Simple explanation of why capitalism is unfair Posted 1 year ago on July 29, 2012, 1:24 a.m. EST by DemandTheGoodLifeDotCom (3213) from New York, NY This content is user submitted and not an official statement The entire system of capitalism is unfair because it is based on theft and exploitation and is undemocratic.
Let’s talk about inequality: join Blog Action Day 2014 We’ve partnered up with Blog Action Day to start a global discussion about inequality, and we need you to be part of it. On the 16th October, people from around the world will be raising their voices to make inequality go viral! Join Blog Action Day and register to take part today. Why inequality? Earlier this year, Oxfam revealed that 85 people have as much wealth as half of the people on the planet combined. The Secret U.S. Trade Agreement That Will Make Income Inequality Worse The bulk of the world’s wealth is in the hands of just 80 people, a recent report by Oxfam noted. These individuals control this wealth through investments, corporations (many of which they own), as well as through political influence. This influence through campaign contributions and lobbying efforts gives them unprecedented access to government policies for such things as regulatory issues and taxation. The global nature of the economy has made controlling that influence difficult to minimize. Via their corporate interests, the influence of the richest one percent is felt in all corners of the world.
Inequality isn’t just bad for the economy — it’s toxic for the environment The pope’s encyclical on climate change was received with both enormous enthusiasm and criticism, reactions that will only intensify as he continues to lead efforts to solve our climate crisis and generate momentum for the U.N. Climate Conference later this year. His latest move?
Fracking waste more likely to be located in poor communities and neighborhoods of color Hydraulic fracturing — using a high-pressure injection of liquid into rock to release natural gas or oil — involves using a lot of water. Once that process is done, the fracking companies have to put that chemical-heavy wastewater somewhere. In South Texas’ Eagle Ford — an area that has been transformed by fracking — wastewater storage units are located disproportionately in neighborhoods of color and communities with higher levels of poverty, according to a recent study. Environmental Health News reports:

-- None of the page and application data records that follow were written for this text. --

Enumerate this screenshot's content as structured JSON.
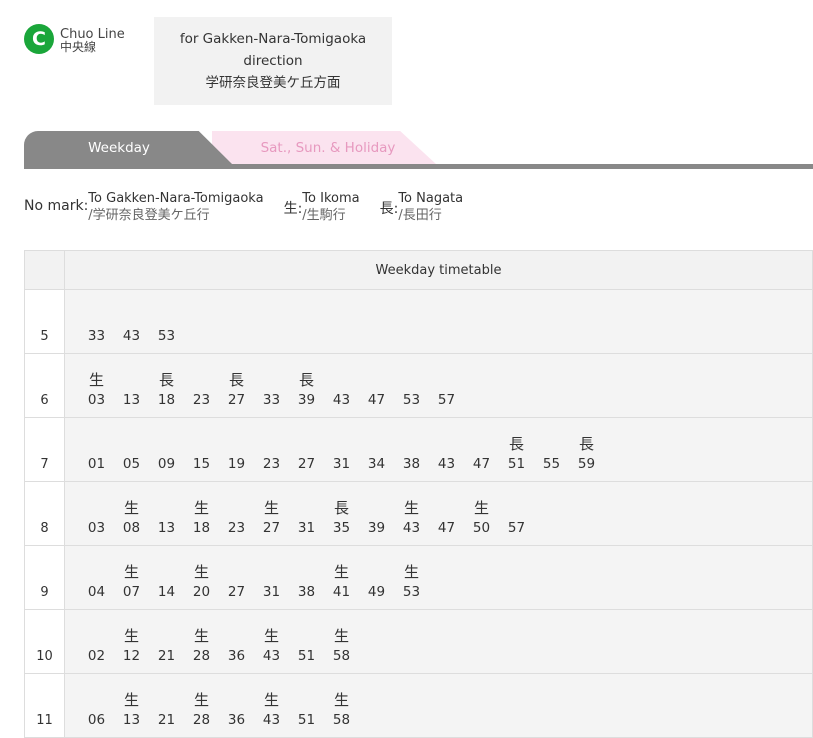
{
  "line": {
    "badge": "C",
    "name_en": "Chuo Line",
    "name_ja": "中央線",
    "color": "#1aa63a"
  },
  "direction": {
    "line1": "for Gakken-Nara-Tomigaoka",
    "line2": "direction",
    "line3": "学研奈良登美ケ丘方面"
  },
  "tabs": {
    "weekday": "Weekday",
    "holiday": "Sat., Sun. & Holiday"
  },
  "legend": [
    {
      "mark": "No mark:",
      "en": "To Gakken-Nara-Tomigaoka",
      "ja": "/学研奈良登美ケ丘行"
    },
    {
      "mark": "生:",
      "en": "To Ikoma",
      "ja": "/生駒行"
    },
    {
      "mark": "長:",
      "en": "To Nagata",
      "ja": "/長田行"
    }
  ],
  "table_title": "Weekday timetable",
  "rows": [
    {
      "hour": "5",
      "departures": [
        {
          "m": "33",
          "k": ""
        },
        {
          "m": "43",
          "k": ""
        },
        {
          "m": "53",
          "k": ""
        }
      ]
    },
    {
      "hour": "6",
      "departures": [
        {
          "m": "03",
          "k": "生"
        },
        {
          "m": "13",
          "k": ""
        },
        {
          "m": "18",
          "k": "長"
        },
        {
          "m": "23",
          "k": ""
        },
        {
          "m": "27",
          "k": "長"
        },
        {
          "m": "33",
          "k": ""
        },
        {
          "m": "39",
          "k": "長"
        },
        {
          "m": "43",
          "k": ""
        },
        {
          "m": "47",
          "k": ""
        },
        {
          "m": "53",
          "k": ""
        },
        {
          "m": "57",
          "k": ""
        }
      ]
    },
    {
      "hour": "7",
      "departures": [
        {
          "m": "01",
          "k": ""
        },
        {
          "m": "05",
          "k": ""
        },
        {
          "m": "09",
          "k": ""
        },
        {
          "m": "15",
          "k": ""
        },
        {
          "m": "19",
          "k": ""
        },
        {
          "m": "23",
          "k": ""
        },
        {
          "m": "27",
          "k": ""
        },
        {
          "m": "31",
          "k": ""
        },
        {
          "m": "34",
          "k": ""
        },
        {
          "m": "38",
          "k": ""
        },
        {
          "m": "43",
          "k": ""
        },
        {
          "m": "47",
          "k": ""
        },
        {
          "m": "51",
          "k": "長"
        },
        {
          "m": "55",
          "k": ""
        },
        {
          "m": "59",
          "k": "長"
        }
      ]
    },
    {
      "hour": "8",
      "departures": [
        {
          "m": "03",
          "k": ""
        },
        {
          "m": "08",
          "k": "生"
        },
        {
          "m": "13",
          "k": ""
        },
        {
          "m": "18",
          "k": "生"
        },
        {
          "m": "23",
          "k": ""
        },
        {
          "m": "27",
          "k": "生"
        },
        {
          "m": "31",
          "k": ""
        },
        {
          "m": "35",
          "k": "長"
        },
        {
          "m": "39",
          "k": ""
        },
        {
          "m": "43",
          "k": "生"
        },
        {
          "m": "47",
          "k": ""
        },
        {
          "m": "50",
          "k": "生"
        },
        {
          "m": "57",
          "k": ""
        }
      ]
    },
    {
      "hour": "9",
      "departures": [
        {
          "m": "04",
          "k": ""
        },
        {
          "m": "07",
          "k": "生"
        },
        {
          "m": "14",
          "k": ""
        },
        {
          "m": "20",
          "k": "生"
        },
        {
          "m": "27",
          "k": ""
        },
        {
          "m": "31",
          "k": ""
        },
        {
          "m": "38",
          "k": ""
        },
        {
          "m": "41",
          "k": "生"
        },
        {
          "m": "49",
          "k": ""
        },
        {
          "m": "53",
          "k": "生"
        }
      ]
    },
    {
      "hour": "10",
      "departures": [
        {
          "m": "02",
          "k": ""
        },
        {
          "m": "12",
          "k": "生"
        },
        {
          "m": "21",
          "k": ""
        },
        {
          "m": "28",
          "k": "生"
        },
        {
          "m": "36",
          "k": ""
        },
        {
          "m": "43",
          "k": "生"
        },
        {
          "m": "51",
          "k": ""
        },
        {
          "m": "58",
          "k": "生"
        }
      ]
    },
    {
      "hour": "11",
      "departures": [
        {
          "m": "06",
          "k": ""
        },
        {
          "m": "13",
          "k": "生"
        },
        {
          "m": "21",
          "k": ""
        },
        {
          "m": "28",
          "k": "生"
        },
        {
          "m": "36",
          "k": ""
        },
        {
          "m": "43",
          "k": "生"
        },
        {
          "m": "51",
          "k": ""
        },
        {
          "m": "58",
          "k": "生"
        }
      ]
    }
  ]
}
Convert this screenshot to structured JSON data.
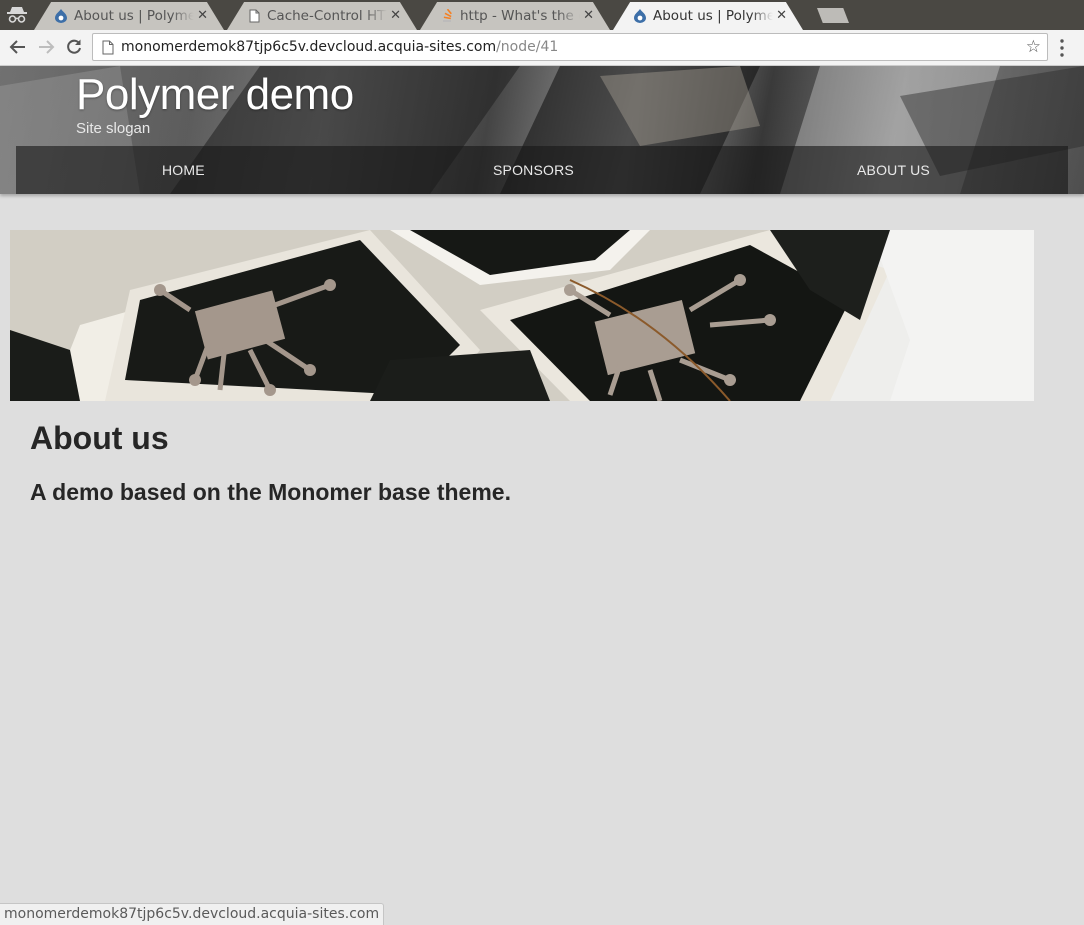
{
  "browser": {
    "tabs": [
      {
        "title": "About us | Polymer demo",
        "favicon": "drupal-icon",
        "active": false
      },
      {
        "title": "Cache-Control HTTP",
        "favicon": "page-icon",
        "active": false
      },
      {
        "title": "http - What's the difference",
        "favicon": "stackoverflow-icon",
        "active": false
      },
      {
        "title": "About us | Polymer demo",
        "favicon": "drupal-icon",
        "active": true
      }
    ],
    "close_glyph": "✕",
    "url_host": "monomerdemok87tjp6c5v.devcloud.acquia-sites.com",
    "url_path": "/node/41",
    "bookmark_glyph": "☆"
  },
  "site": {
    "name": "Polymer demo",
    "slogan": "Site slogan",
    "nav": [
      {
        "label": "Home"
      },
      {
        "label": "Sponsors"
      },
      {
        "label": "About us"
      }
    ]
  },
  "content": {
    "title": "About us",
    "heading": "A demo based on the Monomer base theme."
  },
  "status_bar": {
    "text": "monomerdemok87tjp6c5v.devcloud.acquia-sites.com"
  },
  "colors": {
    "page_bg": "#dedede",
    "tabstrip_bg": "#4a4843",
    "nav_overlay": "rgba(25,25,25,.62)",
    "heading_text": "#262626"
  }
}
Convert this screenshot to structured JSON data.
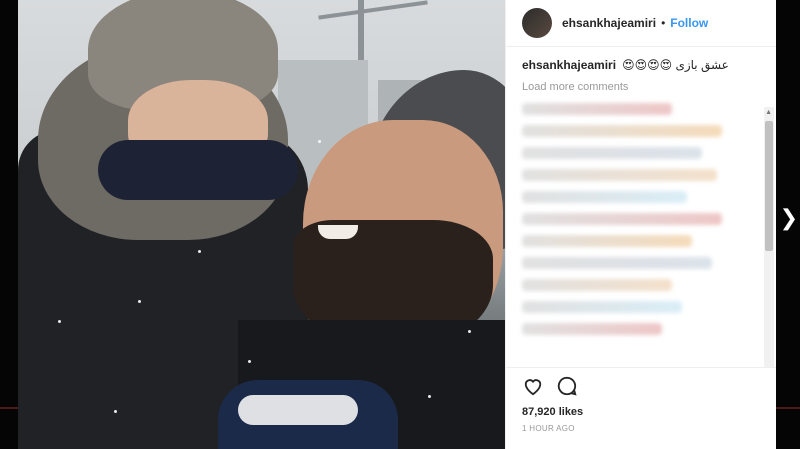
{
  "post": {
    "username": "ehsankhajeamiri",
    "dot": "•",
    "follow_label": "Follow",
    "caption_text": "😍😍😍😍 عشق بازی",
    "load_more": "Load more comments",
    "likes": "87,920 likes",
    "time": "1 HOUR AGO"
  },
  "icons": {
    "like": "heart-icon",
    "comment": "comment-icon",
    "next": "chevron-right-icon"
  },
  "blurred_comment_colors": [
    "#d7d7d7",
    "#e9b4b4",
    "#f2cfa3",
    "#cfd9e3",
    "#f0d6b9",
    "#cde8f4"
  ]
}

Income Inequality Is Only Part of the Problem Much discussion has been taking place of late related to income inequality in our society and the myriad of problems it creates for so many of us and the overall economy. Another, related aspect of economic inequality that pervades our society is the vast inequality of wealth, and the way in which our means of inheritance tends to further exacerbate income inequality and entrench it for generations to come. The emphasis this society places on money and its use to obtain not only the means for survival, but also the means for personal advancement, has resulted in the fact that having it in sufficient amounts becomes a determining factor in the actual opportunity for the achievement of the old goals of life, liberty and the pursuit of happiness for most of us. Quality health care, education, even food, shelter and the physical environment one lives in are often dependent upon the economic circumstances one grows up in.
Inequality Is About So Much More Than Money Two years ago this month, Thomas Piketty published his massive tome on inequality, Capital in the 21st Century. Embedded in the 696 pages of tables and analysis was a fairly simple idea: In rich countries, the distribution of wealth is more unequal than the distribution of income; wealth will continue to grow faster than income (r>g); and, therefore, a small elite will inherit the wealth of the world with little left over for the many poor. His thesis had its share of nitpickers and weighty detractors, but it succeeded in moving the U.S. debate about the rich and poor from a discussion of income, which is annual, to a discussion of wealth, which is cumulative. This was important. Piketty wasn’t just shining a spotlight on inequality in 2014, but rather turning the lights up on the history of wealth accumulation among the richest sliver of society and showing where things might be headed. The world has its thesis on wealth inequality.